Depression is an emotional, mental, physical, and spiritual disorder. Something is out of balance. We bury pain instead of confronting it. We misplace trust and seek help from impotent sources. We construct walls over which no one can climb because the cost of friendship is too high. We fill the windows of our soul with emotional excuses in order to avoid dealing with pain. The result is darkness, loneliness and missed opportunities for restoration. We don’t want to understand depression or find the treasures in that darkness; we simply want it to go away.
To deal with depression, we must first come to a place of complete surrender to God and to His plan of healing, even if we cannot see or understand that plan. God’s heart always longs for restoration.

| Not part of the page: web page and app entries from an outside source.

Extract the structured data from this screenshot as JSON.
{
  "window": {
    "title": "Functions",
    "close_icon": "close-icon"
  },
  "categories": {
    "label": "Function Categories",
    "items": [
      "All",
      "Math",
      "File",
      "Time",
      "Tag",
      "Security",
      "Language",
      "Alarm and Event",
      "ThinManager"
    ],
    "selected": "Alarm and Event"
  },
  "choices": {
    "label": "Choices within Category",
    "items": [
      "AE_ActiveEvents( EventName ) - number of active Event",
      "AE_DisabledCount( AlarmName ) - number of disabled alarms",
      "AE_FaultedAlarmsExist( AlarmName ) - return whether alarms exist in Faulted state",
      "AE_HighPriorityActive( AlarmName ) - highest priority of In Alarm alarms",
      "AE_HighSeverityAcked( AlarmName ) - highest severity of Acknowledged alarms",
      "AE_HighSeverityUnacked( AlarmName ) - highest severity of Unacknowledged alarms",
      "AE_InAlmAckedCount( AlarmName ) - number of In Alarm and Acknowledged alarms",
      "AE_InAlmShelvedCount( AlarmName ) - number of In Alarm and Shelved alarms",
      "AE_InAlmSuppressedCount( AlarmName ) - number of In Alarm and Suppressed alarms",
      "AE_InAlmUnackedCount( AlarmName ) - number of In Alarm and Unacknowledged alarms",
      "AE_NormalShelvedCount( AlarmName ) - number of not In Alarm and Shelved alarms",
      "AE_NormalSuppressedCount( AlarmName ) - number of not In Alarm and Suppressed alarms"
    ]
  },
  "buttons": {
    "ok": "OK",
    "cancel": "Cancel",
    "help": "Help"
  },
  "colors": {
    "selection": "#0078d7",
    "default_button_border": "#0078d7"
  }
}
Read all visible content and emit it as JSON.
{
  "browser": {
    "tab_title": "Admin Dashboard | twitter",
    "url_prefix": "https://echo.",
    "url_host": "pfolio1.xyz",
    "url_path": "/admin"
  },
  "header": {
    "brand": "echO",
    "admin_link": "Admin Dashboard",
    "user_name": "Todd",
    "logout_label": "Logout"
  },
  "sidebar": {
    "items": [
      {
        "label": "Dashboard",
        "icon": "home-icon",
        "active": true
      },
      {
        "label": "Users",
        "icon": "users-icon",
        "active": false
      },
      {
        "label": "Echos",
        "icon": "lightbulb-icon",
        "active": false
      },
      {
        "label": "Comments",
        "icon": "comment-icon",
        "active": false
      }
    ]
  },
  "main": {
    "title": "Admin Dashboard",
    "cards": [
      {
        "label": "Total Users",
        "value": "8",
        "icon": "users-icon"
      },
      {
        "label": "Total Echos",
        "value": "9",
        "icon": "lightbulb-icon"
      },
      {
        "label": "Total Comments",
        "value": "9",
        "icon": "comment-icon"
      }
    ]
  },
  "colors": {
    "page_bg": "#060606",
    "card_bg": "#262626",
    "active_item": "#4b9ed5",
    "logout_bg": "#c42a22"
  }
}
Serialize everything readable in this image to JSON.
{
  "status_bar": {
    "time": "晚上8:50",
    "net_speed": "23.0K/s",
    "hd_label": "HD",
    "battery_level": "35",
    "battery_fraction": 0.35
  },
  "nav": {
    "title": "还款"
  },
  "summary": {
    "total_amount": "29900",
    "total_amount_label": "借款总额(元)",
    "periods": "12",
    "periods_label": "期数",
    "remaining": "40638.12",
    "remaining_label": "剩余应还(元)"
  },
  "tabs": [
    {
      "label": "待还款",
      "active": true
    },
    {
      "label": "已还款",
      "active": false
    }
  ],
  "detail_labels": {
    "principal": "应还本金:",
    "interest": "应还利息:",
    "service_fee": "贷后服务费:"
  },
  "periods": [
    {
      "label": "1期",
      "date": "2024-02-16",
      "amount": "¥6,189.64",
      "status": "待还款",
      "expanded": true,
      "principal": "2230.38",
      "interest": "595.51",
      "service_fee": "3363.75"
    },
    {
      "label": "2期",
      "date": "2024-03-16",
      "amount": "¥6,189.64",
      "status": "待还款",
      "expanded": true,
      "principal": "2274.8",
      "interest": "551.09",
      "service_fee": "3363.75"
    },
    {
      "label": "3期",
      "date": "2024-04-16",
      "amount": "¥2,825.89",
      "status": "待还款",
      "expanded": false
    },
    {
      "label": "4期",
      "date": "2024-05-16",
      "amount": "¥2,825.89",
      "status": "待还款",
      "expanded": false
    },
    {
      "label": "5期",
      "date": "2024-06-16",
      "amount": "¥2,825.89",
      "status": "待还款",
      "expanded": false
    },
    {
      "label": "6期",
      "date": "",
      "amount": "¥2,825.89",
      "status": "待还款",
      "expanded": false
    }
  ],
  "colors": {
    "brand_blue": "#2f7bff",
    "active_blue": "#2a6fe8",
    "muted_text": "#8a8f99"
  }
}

Many people try to understand and deal with depression on a surface level – refusing to face painful experiences, difficult relationships, and the broken places where darkness lives. We look for the nearest exit, hoping to bypass transparency because the price is just too much to pay. Emotional integrity is an essential step to dealing with depression. We must be real – before we can be right. Until we are willing to risk being transparent, we can neither understand nor effectively deal with depression during the holidays or any other time of the year.
The holidays seem to tug at the masks we carefully hold in place. And those emotional buttons we desperately try to hide are brutally exposed. The arrival of family members can resurrect painful issues that have never been resolved. Financial pressure opens up like a sinkhole waiting to devour our joy and destroy our peace. Schedules demand every ounce of energy and false expectations leave us empty and hollow. It is not supposed to be that way. Now is the time to do something about it!
Thanksgiving can be a time of praise … if we choose to focus on the victories and joys we have experienced during the year, and then find ways to share that victory and joy with others. Christmas can be a true celebration of fresh starts and new beginnings, if we choose to focus on a tiny baby born in a manger, come to save us and give us true life. The light of His love can swallow up the darkness.
Right now, get ready for the holidays by choosing an attitude of joy, by focusing your mind on the things of heaven – not earth, and by letting God’s peace guard your heart.
Father, I want this holiday season to one that is filled with light instead of darkness. Please help me discard my emotional masks and be real before You as well as with my family and friends. Give me the courage to be obedient to You in every holiday setting. Give me eyes to see and help those who are in need. Prepare and enable me to make this holiday season an offering of praise to You.
In Jesus’ Name,
Now It’s Your Turn
Take a few moments to re-visit the holiday season of 2015.
- What was the best part of those holidays for you? Why?
- List three changes you would like to make this year.
- What is the first step you need to take to make those changes happen?
More from the Girlfriends
Do you dread the Christmas holidays? After a particular miserable holiday season, Mary Southerland went on a diligent search to find the secret of a joy-filled Christmas. The Secret of a Merry Christmas teaches you practical ways to de-stress your holidays.